Using a loan that is repaid through monthly payments. Traditional personal loans are usually repaid through installments. If a plaintiff is looking for lawsuit funding, they are doing so because they are struggling to pay their expenses, but many don’t realize that they may be required to make payments on their personal loan before the lawsuit concludes. That means another monthly expense to worry about. When plaintiffs utilize lawsuit loans, repayment isn’t expected until after the plaintiff receives the settlement.

Relying on credit cards and other similar short-term fixes. When plaintiffs are busy dealing with the details of their lawsuit, they sometimes look right in their wallet for an easy and fast financial solution—credit cards. If a pressing expense can’t wait, it may seem so simple to just take out the credit card. But, as previously stated, the plaintiff can’t be sure when the lawsuit will reach a conclusion, and paying bigger expenses with credit cards is risky regardless of the reason. The longer it takes them to pay it off, the more the interest and fees will build up, and by the time the plaintiff finally receives their settlement, more than expected will be going to the credit card company. The same is true for other fast lending options like paycheck advances: they may be fast, but they’re not convenient for plaintiffs in the long run. If they are interested in settling their finances quickly, then lawsuit loans offer a quick application and funding process.

Letting bills wait. This is another easy trap for plaintiffs to fall into. Many plaintiffs don’t consider any solution at all and instead hope for a fast resolution to their case. This debt that can result from poor financial planning often effects plaintiffs years after the lawsuit is over.

Plaintiffs should be sure to research their options. If they decide that presettlement funding is right for them, then it could prevent falling into these common pitfalls.

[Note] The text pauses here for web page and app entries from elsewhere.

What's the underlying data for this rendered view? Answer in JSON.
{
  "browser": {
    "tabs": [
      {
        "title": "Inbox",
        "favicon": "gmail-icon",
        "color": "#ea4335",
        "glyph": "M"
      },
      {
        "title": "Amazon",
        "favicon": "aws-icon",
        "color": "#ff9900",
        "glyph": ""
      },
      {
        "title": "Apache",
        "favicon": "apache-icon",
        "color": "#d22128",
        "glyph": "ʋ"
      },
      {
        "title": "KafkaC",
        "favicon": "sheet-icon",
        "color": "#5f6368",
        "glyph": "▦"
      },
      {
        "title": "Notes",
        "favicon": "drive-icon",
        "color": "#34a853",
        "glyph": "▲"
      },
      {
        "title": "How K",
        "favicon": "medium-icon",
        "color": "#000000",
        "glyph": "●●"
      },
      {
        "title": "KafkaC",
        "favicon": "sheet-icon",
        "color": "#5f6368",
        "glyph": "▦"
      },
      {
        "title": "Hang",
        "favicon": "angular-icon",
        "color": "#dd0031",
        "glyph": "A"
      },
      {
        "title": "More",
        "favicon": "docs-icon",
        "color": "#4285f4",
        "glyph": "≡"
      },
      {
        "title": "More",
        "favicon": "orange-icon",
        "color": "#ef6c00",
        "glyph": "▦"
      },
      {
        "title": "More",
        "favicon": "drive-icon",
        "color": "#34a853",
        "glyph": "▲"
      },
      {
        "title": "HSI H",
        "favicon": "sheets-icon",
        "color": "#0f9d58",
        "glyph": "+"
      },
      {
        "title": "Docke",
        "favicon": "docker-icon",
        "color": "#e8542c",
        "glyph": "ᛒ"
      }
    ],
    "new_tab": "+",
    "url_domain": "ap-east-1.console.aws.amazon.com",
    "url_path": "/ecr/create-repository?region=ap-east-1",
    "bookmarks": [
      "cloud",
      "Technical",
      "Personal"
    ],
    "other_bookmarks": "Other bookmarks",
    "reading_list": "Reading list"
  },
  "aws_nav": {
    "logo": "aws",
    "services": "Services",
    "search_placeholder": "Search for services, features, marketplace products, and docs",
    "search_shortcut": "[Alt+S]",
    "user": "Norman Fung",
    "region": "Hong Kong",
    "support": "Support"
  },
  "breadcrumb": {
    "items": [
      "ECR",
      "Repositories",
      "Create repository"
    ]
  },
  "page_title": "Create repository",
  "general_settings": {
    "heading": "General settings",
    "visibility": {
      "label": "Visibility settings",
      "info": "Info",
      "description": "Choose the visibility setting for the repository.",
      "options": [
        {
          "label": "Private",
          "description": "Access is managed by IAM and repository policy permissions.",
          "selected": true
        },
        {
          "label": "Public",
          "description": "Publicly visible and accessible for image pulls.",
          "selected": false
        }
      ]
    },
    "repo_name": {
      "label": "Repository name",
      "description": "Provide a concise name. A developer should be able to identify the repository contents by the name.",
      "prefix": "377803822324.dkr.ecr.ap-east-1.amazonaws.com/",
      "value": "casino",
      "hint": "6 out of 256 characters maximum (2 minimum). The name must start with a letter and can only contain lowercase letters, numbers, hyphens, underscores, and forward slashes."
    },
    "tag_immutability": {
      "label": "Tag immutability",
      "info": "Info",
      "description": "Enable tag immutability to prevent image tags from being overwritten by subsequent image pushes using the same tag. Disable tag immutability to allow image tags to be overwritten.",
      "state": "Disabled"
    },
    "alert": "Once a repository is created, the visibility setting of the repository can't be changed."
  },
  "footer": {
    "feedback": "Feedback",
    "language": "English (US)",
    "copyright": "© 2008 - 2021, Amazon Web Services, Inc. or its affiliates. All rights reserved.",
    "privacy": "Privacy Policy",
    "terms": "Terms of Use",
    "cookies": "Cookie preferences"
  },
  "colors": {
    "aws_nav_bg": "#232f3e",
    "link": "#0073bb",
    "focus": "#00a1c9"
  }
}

About the Author: Steven Medvin is the Executive Director of SMP Advance Funding, LLC, which provides lawsuit funding to individuals who need a lawsuit loan for pending lawsuits. For more information please visit www.smpadvance.com.